© 2024
Virginia's Public Radio
Play Live Radio
Next Up:
0:00 0:00
Available On Air Stations

Danville's Darkest Days


Originally aired on December 02, 1994 - In part 14 of our Civil War series, Virginia Tech history professor James Robertson tells us about one of Danville, Virginia’s darkest hours during the Civil War.

#14 – Danville Prisons

Danville is a quiet, lovely city, situated in south-side Virginia and perched on the North Carolina border. At the time of the Civil War, Danville was isolated. The Richmond & Danville Railroad was its only major communications link with the war in the Old Dominion. 

Today visitors to the town are often shocked to find a national cemetery with headstones marking the graves of over one thousand Union soldiers. Why this is so is part of one of the saddest aspects of that terrible war.

In the 1860s, neither North nor South had any experience with prisoners of war. The measures both sides employed were makeshift, inadequate, and hence deadly for thousands of unfortunate soldiers who fell captive to the enemy. That was the setting when Danville helplessly faced one of its darkest hours.

Late in the war’s second year, Confederate officials determined to transfer Union prisoners in such Richmond compounds as Libby, Belle Island, and Castle Thunder to a more safe and secure place far from the sphere of battle. In November, 1863, the first contingent, four thousand Federal prisoners, boarded dilapidated boxcars on the R & D line and journeyed the 145 miles to Danville.

The town, a center of the tobacco industry, had six thousand inhabitants and little else. Food, clothing, medicines, and other necessities of life were painfully scarce. Citizens of Danville were already destitute; now they had to confront an influx of Union captives soon to equal in number the town’s population.

Confederate officials commandeered six tobacco warehouses, barred the windows, installed heavier doors, and designated the buildings as Prisons one through six. Number three housed officers; number six was for black soldiers; the other four held white enlisted men. Each of the warehouses was three stories stall. None had any furnishings except a pot-bellied stove at the end of each floor. About six hundred and fifty Union soldiers were packed into each warehouse.

Scores of citizens, notably the Reverend George W. Dame, sought to give assistance. Moral support was all they had. Prison conditions, intolerable at the beginning, got worse with time. Firewood and coal were both in short supply and of poor quality. In wintertime, prisoners walked and stumbled about the crowded floors to keep from freezing to death. Only one in five inmates possessed anything akin to a blanket. Cleanliness was impossible, vermin were everywhere, and food was so scarce that malnutrition and scurvy were inhabitants in every warehouse.
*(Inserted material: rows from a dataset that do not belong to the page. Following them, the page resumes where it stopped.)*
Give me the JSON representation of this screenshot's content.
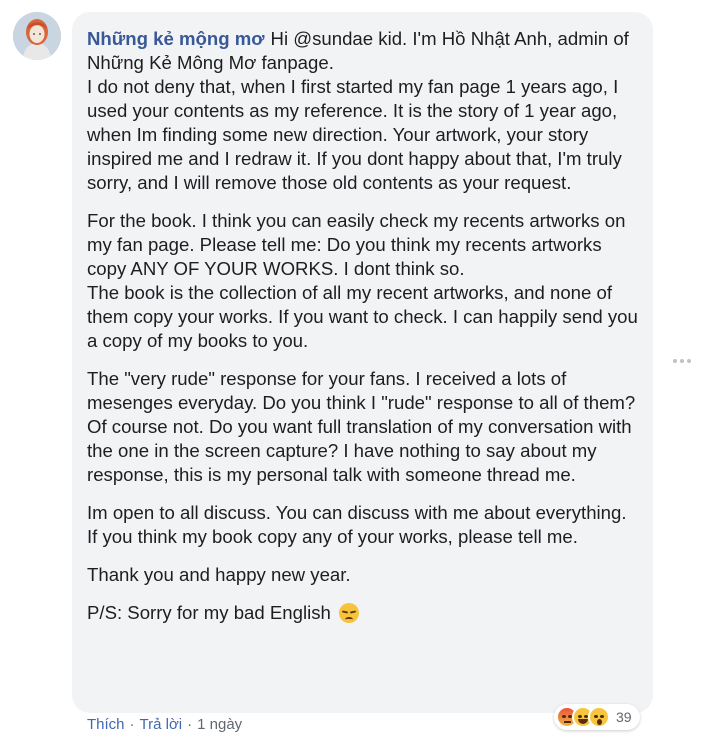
{
  "comment": {
    "author": "Những kẻ mộng mơ",
    "paragraphs": [
      "Hi @sundae kid. I'm Hồ Nhật Anh, admin of Những Kẻ Mông Mơ fanpage.\nI do not deny that, when I first started my fan page 1 years ago, I used your contents as my reference. It is the story of 1 year ago, when Im finding some new direction. Your artwork, your story inspired me and I redraw it. If you dont happy about that, I'm truly sorry, and I will remove those old contents as your request.",
      "For the book. I think you can easily check my recents artworks on my fan page. Please tell me: Do you think my recents artworks copy ANY OF YOUR WORKS. I dont think so.\nThe book is the collection of all my recent artworks, and none of them copy your works. If you want to check. I can happily send you a copy of my books to you.",
      "The \"very rude\" response for your fans. I received a lots of mesenges everyday. Do you think I \"rude\" response to all of them? Of course not. Do you want full translation of my conversation with the one in the screen capture? I have nothing to say about my response, this is my personal talk with someone thread me.",
      "Im open to all discuss. You can discuss with me about everything. If you think my book copy any of your works, please tell me.",
      "Thank you and happy new year.",
      "P/S: Sorry for my bad English"
    ],
    "emoji": "disappointed-face-icon"
  },
  "actions": {
    "like": "Thích",
    "reply": "Trả lời",
    "time": "1 ngày",
    "separator": "·"
  },
  "reactions": {
    "icons": [
      "angry-reaction-icon",
      "haha-reaction-icon",
      "wow-reaction-icon"
    ],
    "count": "39"
  }
}
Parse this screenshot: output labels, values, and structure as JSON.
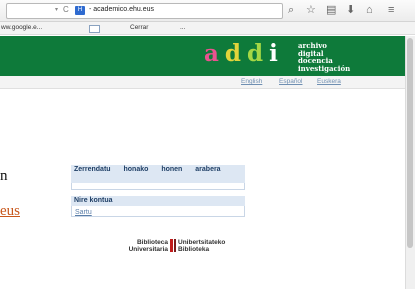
{
  "browser": {
    "dropdown_glyph": "▾",
    "reload_glyph": "C",
    "favicon_text": "H",
    "url_text": "- academico.ehu.eus",
    "icons": {
      "search": "⌕",
      "star": "☆",
      "bookmarks": "▤",
      "download": "⬇",
      "home": "⌂",
      "menu": "≡"
    }
  },
  "bookmarks_bar": {
    "item1": "ww.google.e...",
    "item2": "Cerrar",
    "item3": "..."
  },
  "header": {
    "logo_letters": [
      "a",
      "d",
      "d",
      "i"
    ],
    "logo_colors": [
      "#e9528f",
      "#e2d43b",
      "#a6d845",
      "#ffffff"
    ],
    "tagline": [
      "archivo",
      "digital",
      "docencia",
      "investigación"
    ],
    "background_color": "#0e7a3a"
  },
  "languages": [
    "English",
    "Español",
    "Euskera"
  ],
  "left_content": {
    "fragment_1": "n",
    "fragment_2": "eus"
  },
  "sidebar": {
    "box1_title": "Zerrendatu honako honen arabera",
    "box2_title": "Nire kontua",
    "box2_link": "Sartu"
  },
  "footer_logo": {
    "left_line1": "Biblioteca",
    "left_line2": "Universitaria",
    "right_line1": "Unibertsitateko",
    "right_line2": "Biblioteka"
  }
}
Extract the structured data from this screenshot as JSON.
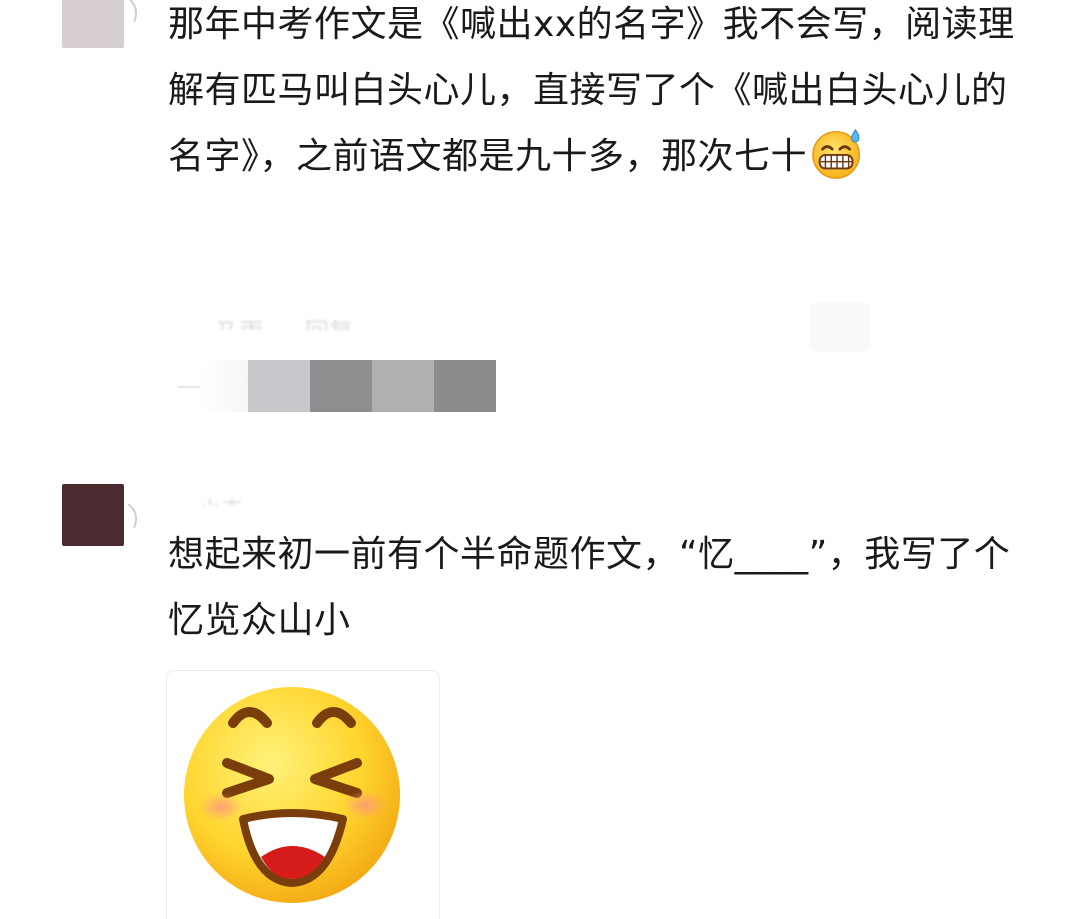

The prisons had been in existence only a few weeks when smallpox swept through the city. Within a month, eighty-six cases surfaced in just one of the six prisons. An isolation hospital was established some distance from town, but it was of little help in the situation. Wagons laden with corpses made daily trips to a makeshift cemetery on Danville’s southern outskirts. Because of all of those factors, prison deaths in the autumn and winter of 1864-1865 averaged over one hundred per month.

Such fearful conditions led to a number of escape attempts by prisoners willing to gamble with death for a chance at freedom. Only a handful of men ever made it to the safety of the Union lines in north-central Virginia and the Shenandoah Valley.

In all, over seven thousand Federal soldiers endured prison life at Danville. More than one thousand of them are buried there.  The number of sick Union prisoners who were transferred elsewhere and died soon thereafter can never be determined. Suffering in the six warehouses has assumed every form. Townspeople could offer only sympathy.

Today one of the six warehouse buildings still stands in downtown Danville; and the national cemetery, with its white headstones row on row, is a silent formation of men who loved their country more than they loved their lives. A message is there for all Americans, especially those who would have us believe that the past has no meaning.

Dr. James I. "Bud" Robertson, Jr., is a noted scholar on the American Civil War and Alumni Distinguished Professor Emeritus at Virginia Tech.